Breaking out of the norm of the form
“What has always fascinated me about cinema of South Asia is that it is so completely different from the rest of the world; there is no other country in the world that has this form,” began Shyam Benegal -- seven-time Indian National Film Award winner and recipient of honours as big as Padma Bhushan and Padma Shri, at his felicitation by the International Short and Independent Film Festival (ISIFF), currently ongoing in Dhaka. The event was held at the Dance and Music Auditorium of the Bangladesh Shilpakala Academy on Sunday, where Information Minister Hasanul Haq Inu was present as chief guest.

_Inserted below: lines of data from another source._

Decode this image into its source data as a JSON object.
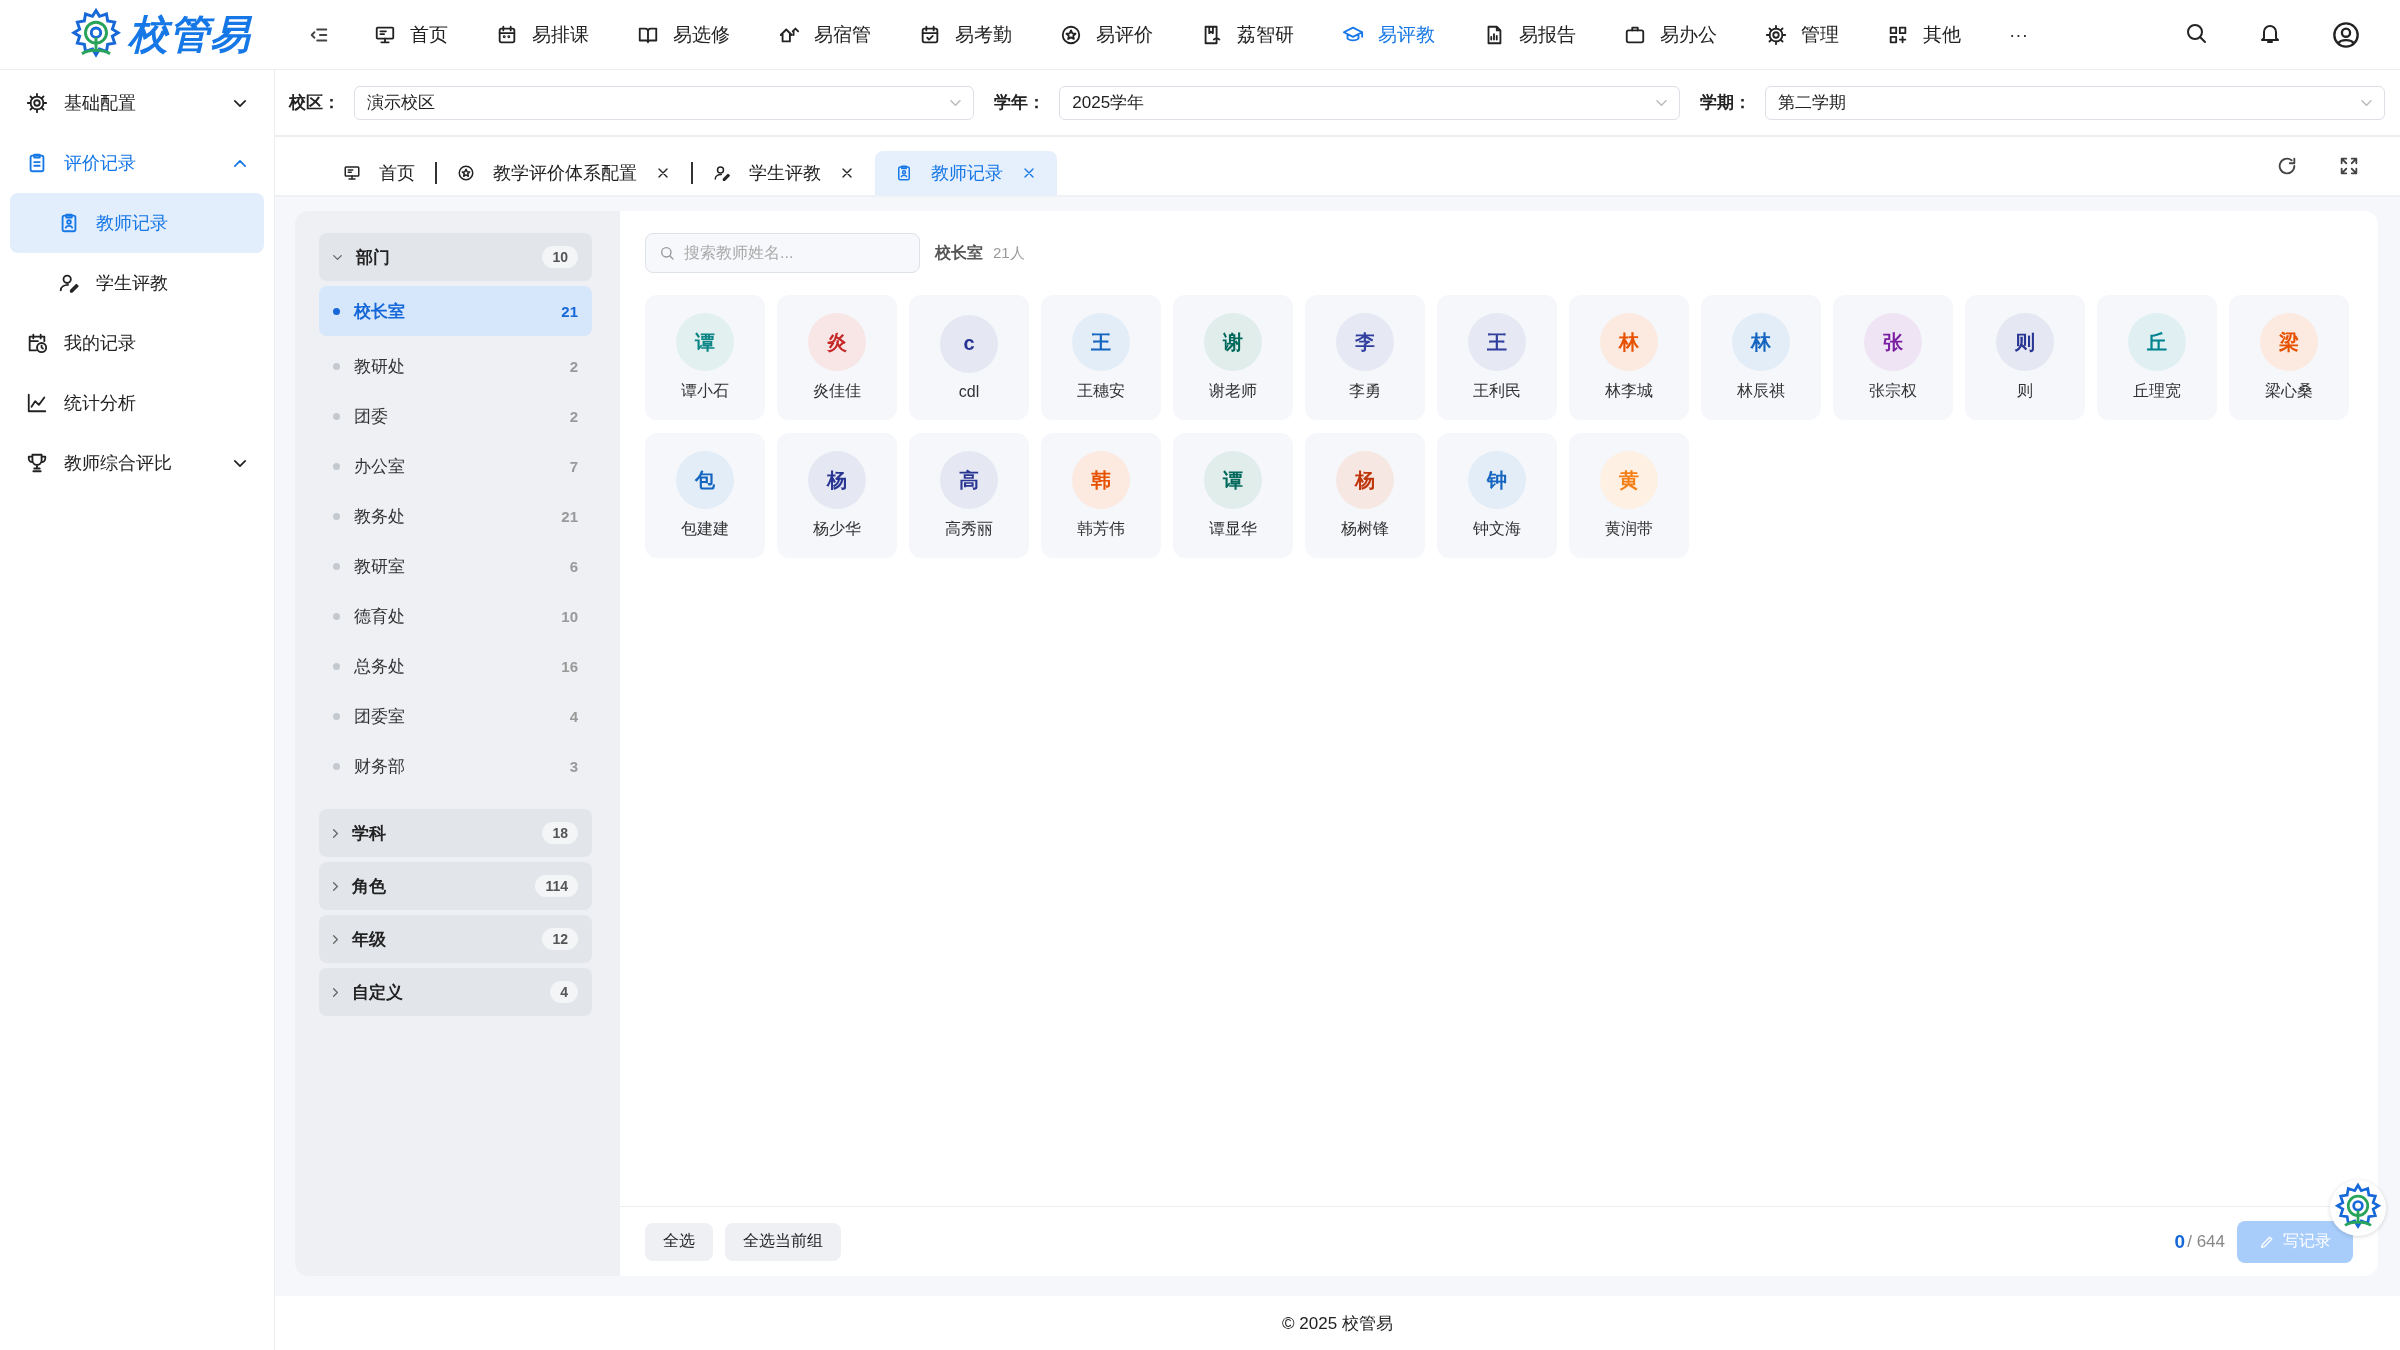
{
  "topbar": {
    "logo": "校管易",
    "nav": [
      {
        "label": "首页",
        "selected": false
      },
      {
        "label": "易排课",
        "selected": false
      },
      {
        "label": "易选修",
        "selected": false
      },
      {
        "label": "易宿管",
        "selected": false
      },
      {
        "label": "易考勤",
        "selected": false
      },
      {
        "label": "易评价",
        "selected": false
      },
      {
        "label": "荔智研",
        "selected": false
      },
      {
        "label": "易评教",
        "selected": true
      },
      {
        "label": "易报告",
        "selected": false
      },
      {
        "label": "易办公",
        "selected": false
      },
      {
        "label": "管理",
        "selected": false
      },
      {
        "label": "其他",
        "selected": false
      }
    ],
    "more": "···"
  },
  "sidebar": {
    "items": [
      {
        "label": "基础配置",
        "expanded": false
      },
      {
        "label": "评价记录",
        "expanded": true,
        "children": [
          {
            "label": "教师记录",
            "selected": true
          },
          {
            "label": "学生评教",
            "selected": false
          }
        ]
      },
      {
        "label": "我的记录"
      },
      {
        "label": "统计分析"
      },
      {
        "label": "教师综合评比",
        "expanded": false
      }
    ]
  },
  "filters": [
    {
      "label": "校区：",
      "value": "演示校区"
    },
    {
      "label": "学年：",
      "value": "2025学年"
    },
    {
      "label": "学期：",
      "value": "第二学期"
    }
  ],
  "tabs": [
    {
      "label": "首页",
      "closable": false,
      "selected": false
    },
    {
      "label": "教学评价体系配置",
      "closable": true,
      "selected": false
    },
    {
      "label": "学生评教",
      "closable": true,
      "selected": false
    },
    {
      "label": "教师记录",
      "closable": true,
      "selected": true
    }
  ],
  "groups": [
    {
      "label": "部门",
      "count": "10",
      "expanded": true,
      "items": [
        {
          "label": "校长室",
          "count": "21",
          "selected": true
        },
        {
          "label": "教研处",
          "count": "2",
          "selected": false
        },
        {
          "label": "团委",
          "count": "2",
          "selected": false
        },
        {
          "label": "办公室",
          "count": "7",
          "selected": false
        },
        {
          "label": "教务处",
          "count": "21",
          "selected": false
        },
        {
          "label": "教研室",
          "count": "6",
          "selected": false
        },
        {
          "label": "德育处",
          "count": "10",
          "selected": false
        },
        {
          "label": "总务处",
          "count": "16",
          "selected": false
        },
        {
          "label": "团委室",
          "count": "4",
          "selected": false
        },
        {
          "label": "财务部",
          "count": "3",
          "selected": false
        }
      ]
    },
    {
      "label": "学科",
      "count": "18",
      "expanded": false
    },
    {
      "label": "角色",
      "count": "114",
      "expanded": false
    },
    {
      "label": "年级",
      "count": "12",
      "expanded": false
    },
    {
      "label": "自定义",
      "count": "4",
      "expanded": false
    }
  ],
  "teachers": {
    "search": {
      "placeholder": "搜索教师姓名..."
    },
    "group_name": "校长室",
    "group_count": "21人",
    "cards": [
      {
        "initial": "谭",
        "name": "谭小石",
        "color": "#0f8585"
      },
      {
        "initial": "炎",
        "name": "炎佳佳",
        "color": "#c62828"
      },
      {
        "initial": "c",
        "name": "cdl",
        "color": "#283593"
      },
      {
        "initial": "王",
        "name": "王穗安",
        "color": "#1565c0"
      },
      {
        "initial": "谢",
        "name": "谢老师",
        "color": "#00695c"
      },
      {
        "initial": "李",
        "name": "李勇",
        "color": "#303f9f"
      },
      {
        "initial": "王",
        "name": "王利民",
        "color": "#303f9f"
      },
      {
        "initial": "林",
        "name": "林李城",
        "color": "#e65100"
      },
      {
        "initial": "林",
        "name": "林辰祺",
        "color": "#1565c0"
      },
      {
        "initial": "张",
        "name": "张宗权",
        "color": "#7b1fa2"
      },
      {
        "initial": "则",
        "name": "则",
        "color": "#283593"
      },
      {
        "initial": "丘",
        "name": "丘理宽",
        "color": "#00838f"
      },
      {
        "initial": "梁",
        "name": "梁心桑",
        "color": "#e65100"
      },
      {
        "initial": "包",
        "name": "包建建",
        "color": "#1565c0"
      },
      {
        "initial": "杨",
        "name": "杨少华",
        "color": "#283593"
      },
      {
        "initial": "高",
        "name": "高秀丽",
        "color": "#283593"
      },
      {
        "initial": "韩",
        "name": "韩芳伟",
        "color": "#e65100"
      },
      {
        "initial": "谭",
        "name": "谭显华",
        "color": "#00695c"
      },
      {
        "initial": "杨",
        "name": "杨树锋",
        "color": "#bf360c"
      },
      {
        "initial": "钟",
        "name": "钟文海",
        "color": "#1565c0"
      },
      {
        "initial": "黄",
        "name": "黄润带",
        "color": "#f57f17"
      }
    ]
  },
  "actions": {
    "select_all": "全选",
    "select_group": "全选当前组",
    "selected_count": "0",
    "total": "/ 644",
    "write": {
      "label": "写记录",
      "disabled": true
    }
  },
  "footer": "© 2025 校管易"
}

But before the stalwart filmmaker gave a captivating mini-lecture about the form and content of films, filmmaker and expert Salauddin Zaki and M Omar Rahman, Vice Chancellor of Independent University, Bangladesh – who were co-organisers of the event, spoke at the event.
Benegal spoke of how the concept of dance and songs are so deeply rooted in the films of this region. “It all comes from a common tradition, and it is one that follows a common aesthetic principle that we all naturally follow. And it is based on certain principles that come down in both folk and classical culture, from Sanskrit theatre.” He spoke of the 'Navaras' or the nine essences that is mentioned in classical thinking of the emotions we all have, and the audience derives an aesthetic pleasure from a combination and variation of all the essences in any kind of art or entertainment. Indian theatre, in its effort to provide a totality of the aesthetic experience, brought in other forms of art, like music, dance and even acrobatics. “Even during the silent film era, there would be live performances in between changing of reels. But when sound came, it became easy to integrate everything together. When we made our first film, 'Alam Ara' in 1931, I don't know if you all know it -- but it had 65 songs!” Benegal exclaimed. “This form became so popular that we couldn't get rid of the idea; it became a form in itself. And this is unique to this region; so it can be said that this is a contribution to cinematic arts by South Asia.”

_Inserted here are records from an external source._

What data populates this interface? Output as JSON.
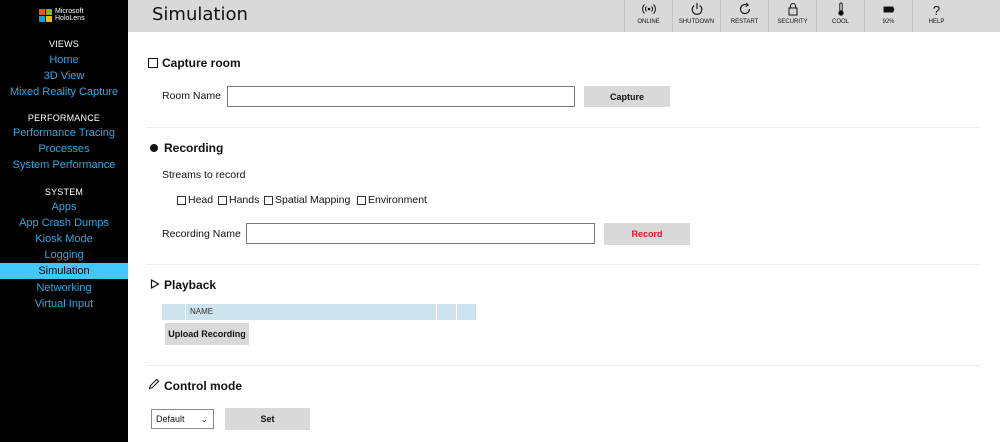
{
  "sidebar": {
    "logo_line1": "Microsoft",
    "logo_line2": "HoloLens",
    "sections": [
      {
        "title": "VIEWS",
        "items": [
          "Home",
          "3D View",
          "Mixed Reality Capture"
        ]
      },
      {
        "title": "PERFORMANCE",
        "items": [
          "Performance Tracing",
          "Processes",
          "System Performance"
        ]
      },
      {
        "title": "SYSTEM",
        "items": [
          "Apps",
          "App Crash Dumps",
          "Kiosk Mode",
          "Logging",
          "Simulation",
          "Networking",
          "Virtual Input"
        ]
      }
    ],
    "active_item": "Simulation"
  },
  "header": {
    "title": "Simulation",
    "buttons": [
      {
        "label": "ONLINE",
        "icon": "wireless-icon"
      },
      {
        "label": "SHUTDOWN",
        "icon": "power-icon"
      },
      {
        "label": "RESTART",
        "icon": "restart-icon"
      },
      {
        "label": "SECURITY",
        "icon": "lock-icon"
      },
      {
        "label": "COOL",
        "icon": "thermometer-icon"
      },
      {
        "label": "92%",
        "icon": "battery-icon"
      },
      {
        "label": "HELP",
        "icon": "help-icon"
      }
    ]
  },
  "capture_room": {
    "title": "Capture room",
    "room_name_label": "Room Name",
    "room_name_value": "",
    "capture_button": "Capture"
  },
  "recording": {
    "title": "Recording",
    "streams_label": "Streams to record",
    "streams": [
      "Head",
      "Hands",
      "Spatial Mapping",
      "Environment"
    ],
    "recording_name_label": "Recording Name",
    "recording_name_value": "",
    "record_button": "Record",
    "record_color": "#e81123"
  },
  "playback": {
    "title": "Playback",
    "table_headers": [
      "NAME",
      "",
      ""
    ],
    "upload_button": "Upload Recording"
  },
  "control_mode": {
    "title": "Control mode",
    "select_value": "Default",
    "set_button": "Set"
  },
  "colors": {
    "sidebar_bg": "#000000",
    "nav_link": "#2ea7e0",
    "nav_active_bg": "#3fc7ff",
    "header_bg": "#d9d9d9"
  }
}
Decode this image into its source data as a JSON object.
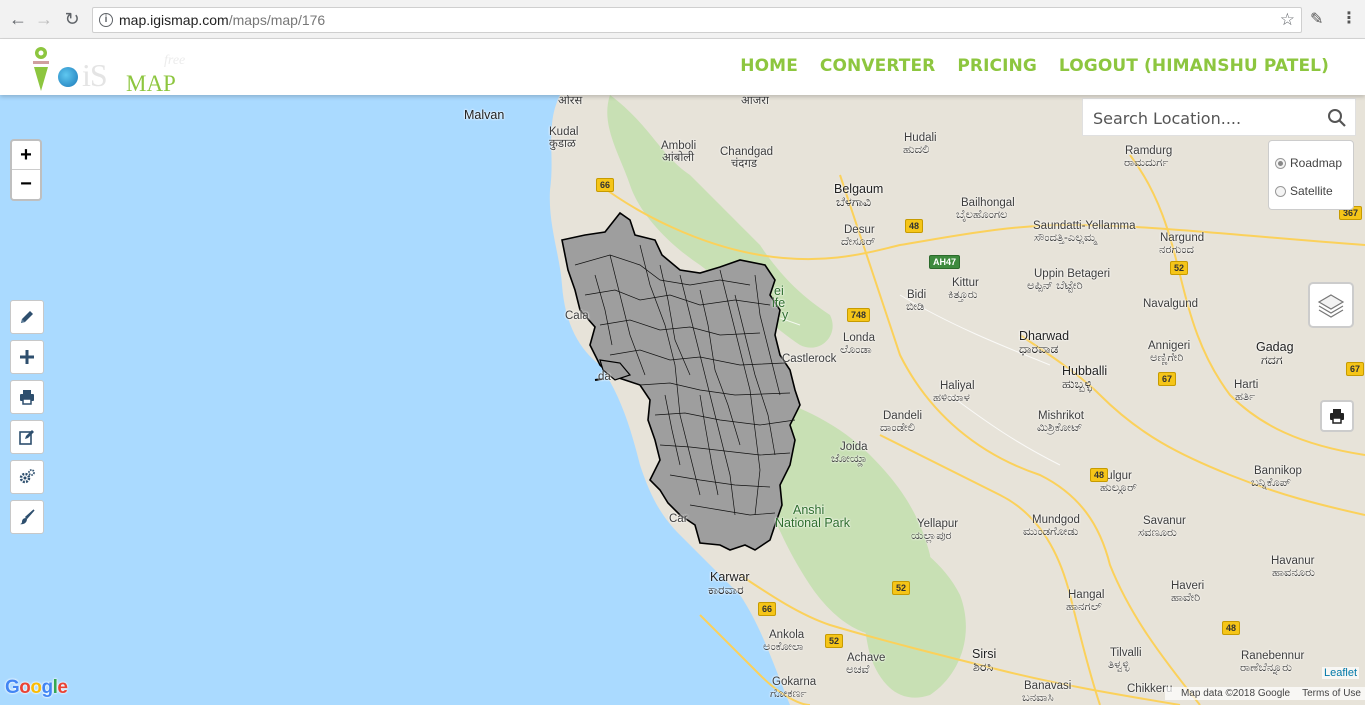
{
  "browser": {
    "url_host": "map.igismap.com",
    "url_path": "/maps/map/176"
  },
  "header": {
    "logo": {
      "left_word": "iS",
      "right_word": "MAP",
      "small_word": "free"
    },
    "nav": [
      {
        "label": "HOME"
      },
      {
        "label": "CONVERTER"
      },
      {
        "label": "PRICING"
      },
      {
        "label": "LOGOUT (HIMANSHU PATEL)"
      }
    ],
    "accent_color": "#8dc63f"
  },
  "map": {
    "search_placeholder": "Search Location....",
    "basemap_options": [
      "Roadmap",
      "Satellite"
    ],
    "basemap_selected": "Roadmap",
    "zoom_in": "+",
    "zoom_out": "−",
    "tools": [
      "pencil-icon",
      "plus-icon",
      "print-icon",
      "edit-icon",
      "settings-icon",
      "brush-icon"
    ],
    "places": {
      "p1": "ओरस",
      "p2": "आजरा",
      "p3": "Malvan",
      "p4": "Kudal",
      "p5": "कुडाळ",
      "p6": "Amboli",
      "p7": "आंबोली",
      "p8": "Chandgad",
      "p9": "चंदगड",
      "p10": "Hudali",
      "p11": "ಹುದಲಿ",
      "p12": "Ramdurg",
      "p13": "ರಾಮದುರ್ಗ",
      "p14": "Belgaum",
      "p15": "ಬೆಳಗಾವಿ",
      "p16": "Bailhongal",
      "p17": "ಬೈಲಹೊಂಗಲ",
      "p18": "Desur",
      "p19": "ದೇಸೂರ್",
      "p20": "Saundatti-Yellamma",
      "p21": "ಸೌಂದತ್ತಿ-ಎಲ್ಲಮ್ಮ",
      "p22": "Nargund",
      "p23": "ನರಗುಂದ",
      "p24": "Kittur",
      "p25": "ಕಿತ್ತೂರು",
      "p26": "Uppin Betageri",
      "p27": "ಅಪ್ಪಿನ್ ಬೆಟ್ಟೇರಿ",
      "p28": "Bidi",
      "p29": "ಬೀಡಿ",
      "p30": "Navalgund",
      "p31": "Londa",
      "p32": "ಲೊಂಡಾ",
      "p33": "Dharwad",
      "p34": "ಧಾರವಾಡ",
      "p35": "Annigeri",
      "p36": "ಅಣ್ಣಿಗೇರಿ",
      "p37": "Gadag",
      "p38": "ಗದಗ",
      "p39": "Castlerock",
      "p40": "Hubballi",
      "p41": "ಹುಬ್ಬಳ್ಳಿ",
      "p42": "Haliyal",
      "p43": "ಹಳಿಯಾಳ",
      "p44": "Harti",
      "p45": "ಹರ್ತಿ",
      "p46": "Dandeli",
      "p47": "ದಾಂಡೇಲಿ",
      "p48": "Mishrikot",
      "p49": "ಮಿಶ್ರಿಕೋಟ್",
      "p50": "Joida",
      "p51": "ಜೋಯ್ಡಾ",
      "p52": "Hulgur",
      "p53": "ಹುಲ್ಗೂರ್",
      "p54": "Bannikop",
      "p55": "ಬನ್ನಿಕೊಪ್",
      "p56": "Anshi",
      "p57": "National Park",
      "p58": "Yellapur",
      "p59": "ಯಲ್ಲಾಪುರ",
      "p60": "Mundgod",
      "p61": "ಮುಂಡಗೋಡು",
      "p62": "Savanur",
      "p63": "ಸವಣೂರು",
      "p64": "Havanur",
      "p65": "ಹಾವನೂರು",
      "p66": "Karwar",
      "p67": "ಕಾರವಾರ",
      "p68": "Haveri",
      "p69": "ಹಾವೇರಿ",
      "p70": "Hangal",
      "p71": "ಹಾನಗಲ್",
      "p72": "Ankola",
      "p73": "ಅಂಕೋಲಾ",
      "p74": "Achave",
      "p75": "ಅಚವೆ",
      "p76": "Sirsi",
      "p77": "ಶಿರಸಿ",
      "p78": "Tilvalli",
      "p79": "ತಿಳ್ವಳ್ಳಿ",
      "p80": "Ranebennur",
      "p81": "ರಾಣೆಬೆನ್ನೂರು",
      "p82": "Gokarna",
      "p83": "ಗೋಕರ್ಣ",
      "p84": "Banavasi",
      "p85": "ಬನವಾಸಿ",
      "p86": "Chikkeru",
      "p87": "Cala",
      "p88": "da",
      "p89": "Car",
      "p90": "ei",
      "p91": "ife",
      "p92": "y"
    },
    "shields": {
      "s1": "66",
      "s2": "48",
      "s3": "AH47",
      "s4": "748",
      "s5": "52",
      "s6": "67",
      "s7": "48",
      "s8": "66",
      "s9": "52",
      "s10": "52",
      "s11": "48",
      "s12": "367",
      "s13": "67"
    },
    "google_logo": [
      "G",
      "o",
      "o",
      "g",
      "l",
      "e"
    ],
    "google_colors": [
      "#4285f4",
      "#ea4335",
      "#fbbc05",
      "#4285f4",
      "#34a853",
      "#ea4335"
    ],
    "leaflet_attr": "Leaflet",
    "map_data": "Map data ©2018 Google",
    "terms": "Terms of Use"
  }
}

But he then pointed out the problem it brought: “It brought a form so rigorous, that it started to create an unnecessarily rigorous form that dominated any kind of content. It became a Procrustean bed; everything that was made had to fit in the form, or else it would be reshaped to do so. A movement developed against it, but it did not take shape because there was a great deal of pressure from the film business. It wasn't until the 1950s that the triumvirate of Satyajit Ray, Ritwik Ghatak and Mrinal Sen all made their appearance at the same time, and came up with films with their own voices. While the Indian audience would only be aesthetically satisfied with a film that had all the nine essences, these three didn't reject it; but they presented it in a different form.” The revolutionary and radical movement that essentially started in the Bangla language then spread to other parts of India, in Malayalam and Odissi, but not in Hindi, Benegal added. But that was until Benegal himself, and a few others (in his words) came to the scene all at once. “I was quite conscious that it was important for films to offer a complete aesthetic experience; but it did not have to follow the form.” He however also clarified that such form-defying films remain at the margins and not into the mainstay, in any language or region. “But what it has done is given cinematic art and entertainment a whole new dimension that no one believed existed,” Benegal closed on a positive note.
Information Minister Hasanul Haq Inu termed Benegal a “co-fighter” in the struggle for secular, liberal thinking, and sought his help in making the Bangladesh Film and Television Institute a world-class organisation. He handed a crest to the filmmaker, and adorned him with an uttorio. Also present at the programme were organisers of ISIFF and noted film personalities-- including Nasiruddin Yousuff, Manzare Hasin Murad, Morshedul Islam and Moshiuddin Shaker.